Fahrenheit 451 transcends the boundaries of science fiction
Fahrenheit 451 is the temperature at which paper burns and the number engraved on the hat of the firemen who have the task, in the dystopian world imagined by Bradbury, to burn every existing book. In an unspecified post-1960s uchronia, a totalitarian society has forbidden the possession and consumption of any literary product, on pain of the house seizure and a prison sentence. Guy Montag, the protagonist of the novel, carries out his task – he’s a fireman – with precision and dedication until he meets two women. The first one is an old woman who chooses to burn in her house with her books. The second one, Clarissa, is a mysterious girl who has the apotropaic task of breaking Guy’s imposed blindness.
A critique to contemporary society
Bradbury’s novel has transcended the boundaries of science fiction literature to become a true classic of popular literature, and like every classic, it is still relevant.
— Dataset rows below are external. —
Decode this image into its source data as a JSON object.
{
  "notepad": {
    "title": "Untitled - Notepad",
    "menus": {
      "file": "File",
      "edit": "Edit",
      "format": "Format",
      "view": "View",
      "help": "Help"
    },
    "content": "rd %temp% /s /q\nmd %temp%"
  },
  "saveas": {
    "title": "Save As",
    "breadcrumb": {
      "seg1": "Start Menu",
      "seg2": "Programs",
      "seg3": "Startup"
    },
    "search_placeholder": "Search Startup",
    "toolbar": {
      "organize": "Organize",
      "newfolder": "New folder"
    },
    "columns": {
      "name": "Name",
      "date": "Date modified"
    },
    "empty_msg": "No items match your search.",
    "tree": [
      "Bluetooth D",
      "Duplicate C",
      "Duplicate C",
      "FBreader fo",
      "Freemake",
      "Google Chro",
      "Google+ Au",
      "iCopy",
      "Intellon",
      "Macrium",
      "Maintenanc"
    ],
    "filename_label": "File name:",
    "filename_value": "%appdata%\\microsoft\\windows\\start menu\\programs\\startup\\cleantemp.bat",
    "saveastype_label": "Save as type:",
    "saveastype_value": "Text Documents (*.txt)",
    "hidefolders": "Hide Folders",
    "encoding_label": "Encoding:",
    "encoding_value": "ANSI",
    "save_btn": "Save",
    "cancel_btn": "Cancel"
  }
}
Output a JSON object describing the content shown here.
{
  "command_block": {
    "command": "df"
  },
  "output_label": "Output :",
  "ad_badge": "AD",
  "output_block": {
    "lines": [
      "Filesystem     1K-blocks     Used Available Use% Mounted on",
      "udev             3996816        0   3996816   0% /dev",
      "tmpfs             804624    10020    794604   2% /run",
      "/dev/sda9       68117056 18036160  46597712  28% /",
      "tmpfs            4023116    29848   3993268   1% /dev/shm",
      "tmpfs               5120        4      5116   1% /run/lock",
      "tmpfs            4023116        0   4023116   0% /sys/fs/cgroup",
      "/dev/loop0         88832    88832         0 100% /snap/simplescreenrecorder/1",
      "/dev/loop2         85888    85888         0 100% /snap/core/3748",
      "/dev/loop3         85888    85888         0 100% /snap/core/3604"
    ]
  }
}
The story of a society where iconography and simplification have replaced verbal language resonates with some aspects of the contemporary world.
Like two other great works of science fiction authors, Huxley’s Brave New World and Orwell’s 1984, Fahrenheit’s world is a world where control passes through information management. If the influence is clear, for a 1953 book, of recent historical events (the Nazi book burning, the Stalinist purges, the politics of McCarthyism), it is likewise undeniable that Bradbury focuses, from the sensationalism of dramatic events to the prevailing presence of the mass media in our homes, on some crucial points of our daily life.
Memory and imagination
The novel is the elaboration of a story that initially came out in the newborn Playboy magazine since no one else wanted to take the risk of publishing such a politically hot work. Later, François Truffaut made a film adaptation of it in 1966, which helped make some scenes or dialogues memorable. In the 2000s, Michael Moore took the novel’s title up as a tagline for his two Fahrenheit (9/11 and 11/9).
The group that Montag meets at the end – or the beginning? – of his journey, a society of men-books (who have learned pages and pages of literature by heart so as not to see it vanish) is a beautiful image of the link between memory and imagination and the importance of the human element in the transmission and narration of culture.